Learning about the behaviour of a subject is also an important and often overlooked aspect of underwater photography. Why try to photograph lionfish at midday when they are more likely to be active during the late afternoon or dusk?
The importance of the dive briefings themselves should not be underestimated and is a crucial step in locating the required subjects. Following it will be much more likely to bring in good results. The diver who didn’t listen may miss some or all of the best spots – perhaps an overhang festooned with coral or gorgonians.
Kurt talks of the camera as “an extension of your body and personality rather than an item that costs 2000 Euros”. The task, he says, is to capture what you see and imagine using the camera as the tool or means of expression. Over time and with much practice, the photographer will intuitively take all the steps required to capture a good image when an opportunity presents itself.
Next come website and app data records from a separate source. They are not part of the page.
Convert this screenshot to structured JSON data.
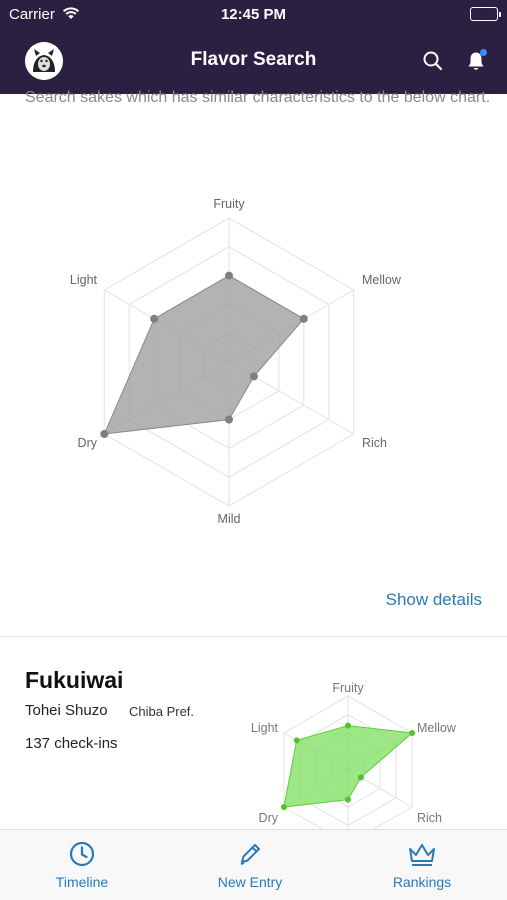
{
  "status_bar": {
    "carrier": "Carrier",
    "time": "12:45 PM"
  },
  "nav": {
    "title": "Flavor Search",
    "icons": [
      "search-icon",
      "bell-icon"
    ]
  },
  "intro_text": "Search sakes which has similar characteristics to the below chart.",
  "flavor_chart": {
    "axes": [
      "Fruity",
      "Mellow",
      "Rich",
      "Mild",
      "Dry",
      "Light"
    ],
    "values": [
      3,
      3,
      1,
      2,
      5,
      3
    ],
    "max": 5,
    "fill_color": "#9a9a9a"
  },
  "show_details": "Show details",
  "result": {
    "name": "Fukuiwai",
    "brewery": "Tohei Shuzo",
    "prefecture": "Chiba Pref.",
    "checkins": "137 check-ins",
    "chart": {
      "axes": [
        "Fruity",
        "Mellow",
        "Rich",
        "Mild",
        "Dry",
        "Light"
      ],
      "values": [
        3,
        5,
        1,
        2,
        5,
        4
      ],
      "max": 5,
      "fill_color": "#7ddf5e"
    }
  },
  "tabs": [
    {
      "label": "Timeline",
      "icon": "clock-icon"
    },
    {
      "label": "New Entry",
      "icon": "pencil-icon"
    },
    {
      "label": "Rankings",
      "icon": "crown-icon"
    }
  ],
  "colors": {
    "nav_bg": "#2c2042",
    "accent": "#2a7ab7"
  }
}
Kurt will often challenge some of the assumptions made by photographers producing disappointing results. The salvation for poor images is not necessarily buying more and supposedly better equipment, it is understanding and organising the equipment that you already have. Introducing a new piece of equipment that you don’t fully understand to your existing equipment that you don’t fully understand is not likely to take your photography any further forward.
Sometimes a photographer can “luck into” good results without understanding why the images are good. If this is the case, it follows that the same photographer may be unable to repeat a successful image. Similarly, if he gets poor results he will not understand what steps to take to make them good. Knowledge is everything here.
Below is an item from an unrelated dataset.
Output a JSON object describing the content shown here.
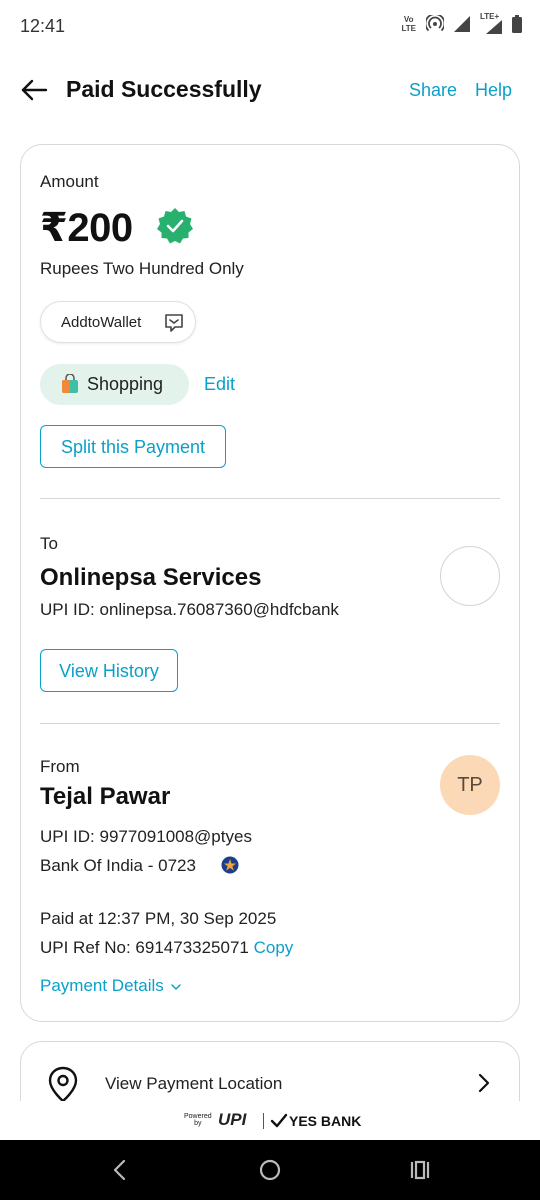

A main objective of both courses is to “create understanding” of what is being done, so that it can be repeated when a comparable opportunity presents itself. Kurt recommends writing down what you did photographically at each dive site – creating a “photo log book”. It can be referred to again and again.
In the “Advanced Plus” course, Kurt introduces the technique of “re-shooting” a subject. It’s incredibly simple and very effective - a chance to dive on a site, take pictures, study the results in the classroom and then return to the same place to re-shoot the image again, but better. It’s a technique that Kurt himself uses wherever possible and is particularly suitable for macro, wreck and wide-angle “underwater scenery” photography. It is, of course, not possible to practice it with “one-off” encounters such as a passing manta ray or shark.
Composition is a subject personal to the photographer and is not central to the theme of the courses, though it is discussed. Kurt’s approach is to give pointers as to what can help to make an image work, such as separating or “releasing” a subject from the background so as to avoid clutter. He says, “Use the camera to do the same thing differently.”
Subjects abound on the dive sites off Les Lecques and nearby La Ciotat, and also around the rugged uninhabited island of Ile de Riou between Cassis and Marseille. The diving is conducted in “real” rather than “perfect” conditions, which also adds an extra challenge for the students including an excellent 40-metre dive on the wreck of a P38 fighter plane.
To sum up, a week with Kurt Amsler is worth consideration for anybody who’s serious about improving his or her underwater photography. The courses are designed to fill gaps in a photographer’s knowledge thus creating the all important “understanding” that is required to produce consistently good work. He teaches the importance of the “art” and the “preparation” in equal balance which blends into an entire approach. Indeed, a few days in the company of Kurt Amsler virtually guarantees that his approach to underwater photography is successfully transferred to the student.